Why Are Cats Scared of Cucumbers? These Veterinarians Let the Cat Out of the Bag
If you like cat videos and internet memes (and who doesn't?), at some point you've seen the infamous "cat scared of cucumber" videos.
Here's how they work: A cat owner places a cucumber out of sight of a cat, usually a pet distracted by a full bowl of food. When the cat eventually turns to face the long, green vegetable or catches its color and shape at the edge of its peripheral vision, the feline makes a wild leap or scrambles on the kitchen floor to get away as quickly as possible.
What gives? Why are cats scared of cucumbers?

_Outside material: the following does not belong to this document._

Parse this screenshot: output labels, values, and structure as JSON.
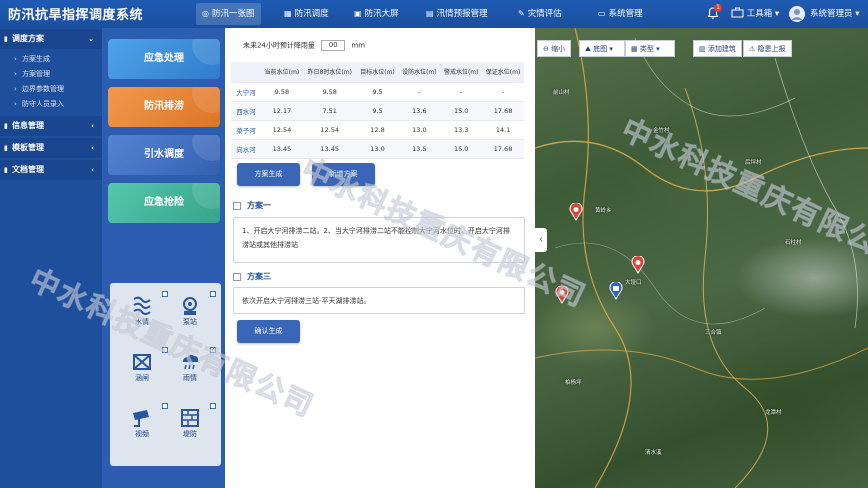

The Truth—Err, Educated Guess—About Why Cats Are Scared of Cucumbers
Do you freak out at scary things that could kill you? Cats do, too, and veterinarians say it's possible that a cucumber looks like a venomous reptile.
"Cucumbers may trigger cats' instinct to jump away from snakes," says Verna Serra, DVM from Veterinary Emergency Group, a national animal hospital chain. "Cucumbers can initially look like a snake at first glance."
Cats are like humans in that way. Just think: if you were quietly eating dinner on your couch binge-watching Animal Planet and saw a snake next to you, you'd practice your Olympic jumping skills, too.
That rule doesn't apply to only cucumbers, says feline veterinarian Kelly St. Denis, MSc, DVM, DABVP, and president of the American Association of Feline Practitioners.
"When we put something unusual in front of cats that smells unique, is of unusual shape and color, or that they're unable to focus on visually, we shouldn't be surprised when they're alarmed by it," St. Denis says.
How Cats Respond to Fear
When you scare your cat, as opposed to playing with him or engaging his hunting instincts with a toy, you're being unkind to your cat, says St. Denis. Your cat doesn't "get" practical jokes, and he doesn't appreciate a good scare the way you do watching horror movies.
"This type of trick can leave some cats nervous about their surroundings and distrustful of humans for extended periods of time," she says.
In addition, when you freak out your cat visually, you're taking advantage of one of your favorite feline's weak points: they're a bit farsighted.
"A cat's eyes focus best at a distance of six to 20 feet, so they have very poor close-up vision," says St. Denis. There's a chance you noticed this if you put a treat or a toy in front of your cat, and he needed to investigate and sniff to figure out what it was.
"Cats have a very strong sense of smell, much more sensitive than ours," she says, "so when they do find the treat, it's mostly by using their sense of smell."
If you're wondering whether your cat can eat a cucumber as a snack, they can, but getting them to eat it might be the hard part.
Please Don't Scare Your Cat With a Cucumber!
If you enjoy seeing your cat jump high and run around, St. Denis encourages you to play with your kitty, not plot pranks to scare them. And quite frankly, it's just mean to scare your cat on purpose—don't do it.
"The best comic relief we can get from our cats is the fun we have playing with them with toys, or watching them chase a ball," she says. "When cats are exercising their desire to hunt and enjoying themselves, we get to see some fantastic aerobatics, contortions, and goofy behavior that is not traumatizing to our cat."